A member of the prestigious RJ Fellows program and a certified peer tutor, Laney certainly fits the ideal of a senior speaker. She made the Dean’s List every semester at Muhlenberg and will graduate Phi Beta Kappa and magna cum laude. She was named to the Centennial Conference Academic Honor Roll each of the last three years.

Over the course of her four years at Muhlenberg, community service in the City of Allentown has been important to Laney. She participated in the Healthy Youth Peer Education Program (HYPE), discussing issues of racism and prejudice with high-school students. This past year, she participated in the Institute for Jewish-Christian Understanding’s Youth & Prejudice: Reducing Hatred Conference, engaging middle-school students in small group discussions on the language of tolerance.

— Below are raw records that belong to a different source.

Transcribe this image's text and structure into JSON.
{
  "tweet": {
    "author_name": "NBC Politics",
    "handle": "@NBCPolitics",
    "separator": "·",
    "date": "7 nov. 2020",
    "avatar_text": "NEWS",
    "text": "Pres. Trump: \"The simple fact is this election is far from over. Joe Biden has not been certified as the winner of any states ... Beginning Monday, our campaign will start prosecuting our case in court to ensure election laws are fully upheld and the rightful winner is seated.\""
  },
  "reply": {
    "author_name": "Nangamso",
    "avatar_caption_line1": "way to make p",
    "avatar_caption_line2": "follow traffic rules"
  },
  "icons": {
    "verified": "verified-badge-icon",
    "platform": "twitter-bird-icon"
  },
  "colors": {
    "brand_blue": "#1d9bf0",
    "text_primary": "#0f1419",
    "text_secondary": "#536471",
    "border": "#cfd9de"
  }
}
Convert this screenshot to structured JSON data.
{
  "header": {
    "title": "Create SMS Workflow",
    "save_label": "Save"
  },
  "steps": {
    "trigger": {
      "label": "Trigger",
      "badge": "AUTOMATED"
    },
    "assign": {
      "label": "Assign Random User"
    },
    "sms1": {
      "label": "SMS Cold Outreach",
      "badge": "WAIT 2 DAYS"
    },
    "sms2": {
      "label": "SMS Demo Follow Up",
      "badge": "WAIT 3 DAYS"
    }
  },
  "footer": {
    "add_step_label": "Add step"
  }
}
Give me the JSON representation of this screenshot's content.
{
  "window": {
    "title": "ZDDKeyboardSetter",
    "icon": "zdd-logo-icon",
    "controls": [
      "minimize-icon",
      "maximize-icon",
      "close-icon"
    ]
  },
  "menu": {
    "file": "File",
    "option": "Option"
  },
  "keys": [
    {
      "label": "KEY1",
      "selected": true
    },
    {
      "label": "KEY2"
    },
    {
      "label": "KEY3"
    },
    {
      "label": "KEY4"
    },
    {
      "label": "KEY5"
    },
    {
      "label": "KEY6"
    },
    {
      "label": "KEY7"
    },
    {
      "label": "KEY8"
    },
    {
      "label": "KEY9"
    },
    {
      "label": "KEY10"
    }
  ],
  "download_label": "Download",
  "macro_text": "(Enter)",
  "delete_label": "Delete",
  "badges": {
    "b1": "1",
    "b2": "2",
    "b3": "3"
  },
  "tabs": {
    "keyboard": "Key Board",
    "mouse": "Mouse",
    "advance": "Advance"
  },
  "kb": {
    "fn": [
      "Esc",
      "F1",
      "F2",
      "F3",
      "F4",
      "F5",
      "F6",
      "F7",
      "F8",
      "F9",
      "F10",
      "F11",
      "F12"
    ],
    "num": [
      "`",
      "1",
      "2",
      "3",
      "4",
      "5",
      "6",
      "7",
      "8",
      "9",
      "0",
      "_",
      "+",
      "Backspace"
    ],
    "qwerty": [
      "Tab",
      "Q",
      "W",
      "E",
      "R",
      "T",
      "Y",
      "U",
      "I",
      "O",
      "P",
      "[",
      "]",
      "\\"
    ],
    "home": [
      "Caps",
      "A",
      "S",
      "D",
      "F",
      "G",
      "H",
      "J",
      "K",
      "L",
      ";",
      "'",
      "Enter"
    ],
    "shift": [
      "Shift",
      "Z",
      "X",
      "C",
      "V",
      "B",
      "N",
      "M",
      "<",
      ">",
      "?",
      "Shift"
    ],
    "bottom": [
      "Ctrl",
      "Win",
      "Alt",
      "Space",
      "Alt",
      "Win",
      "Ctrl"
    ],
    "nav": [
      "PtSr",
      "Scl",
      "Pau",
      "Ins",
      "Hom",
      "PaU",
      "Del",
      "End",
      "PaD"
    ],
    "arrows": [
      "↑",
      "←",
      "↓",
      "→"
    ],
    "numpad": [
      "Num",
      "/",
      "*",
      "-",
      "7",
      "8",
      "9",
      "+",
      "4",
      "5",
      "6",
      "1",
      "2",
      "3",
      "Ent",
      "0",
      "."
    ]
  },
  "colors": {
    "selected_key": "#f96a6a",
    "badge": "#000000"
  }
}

Laney also volunteered with Casa Guadalupe, working in conjunction with a Muhlenberg education professor in the instruction of STEM (Science, Technology, Engineering, Math) education to low-income middle-school students at an afterschool program.

In addition to her extensive classroom experience, one of Laney’s biggest on-court moments should prepare her well for what’s sure to be a nervous Commencement morning.

Just three and a half months ago, Laney was at the free-throw line in a tie game at home against McDaniel. There were only 0.8 seconds left on the clock, but the wait must have felt like an eternity – and, like Sunday figures to be, the audience was almost entirely silent. She missed the first freebie, but the second was true, giving the Mules a stirring victory. So which moment does she expect to produce more nerves?

“Honestly, I think the game,” Laney said. “With this speech, I’m just up there reading a finalized piece of paper. Unless my voice cracks or I sneeze, that’s pretty much all that can happen. In the game, there are so many things that can happen. Making that free throw requires so many moving parts, and of course I bricked the first one. The undetermined aspect of a shot like that made the pressure that much greater.”

As for the speech, Laney says she plans to draw on personal experience to deliver a wider message to her fellow students.

“I guess the gist of it is this,” Laney said. “When someone tells you no ... you’re not good enough, you’re not what we’re looking for ... how are you going to react to that face value judgment? People don’t know your potential, what you’re capable of or how hard you’re going to work. It’s kind of a compliment to Muhlenberg in a way, because this is a personal victory for me.

“I’ve been told I can’t do basketball and student-teach. I’ve been told I couldn’t study Spanish and my other major on top of teaching. I’ve been told I couldn’t study abroad. Basically my career and where I’m ending up has been shaped around being told no so many times. I did all of those things. In a way, Muhlenberg has made me into a more determined person. What is no? For me, it means nothing.”

Like any good speaker, Laney doesn’t just talk the talk. She proved the truth of her message just two days ago, when she heard a resounding “yes” from a local school, offering her a position as its newest Spanish teacher.

“I’m so excited,” Laney said.

What a week this is turning out to be.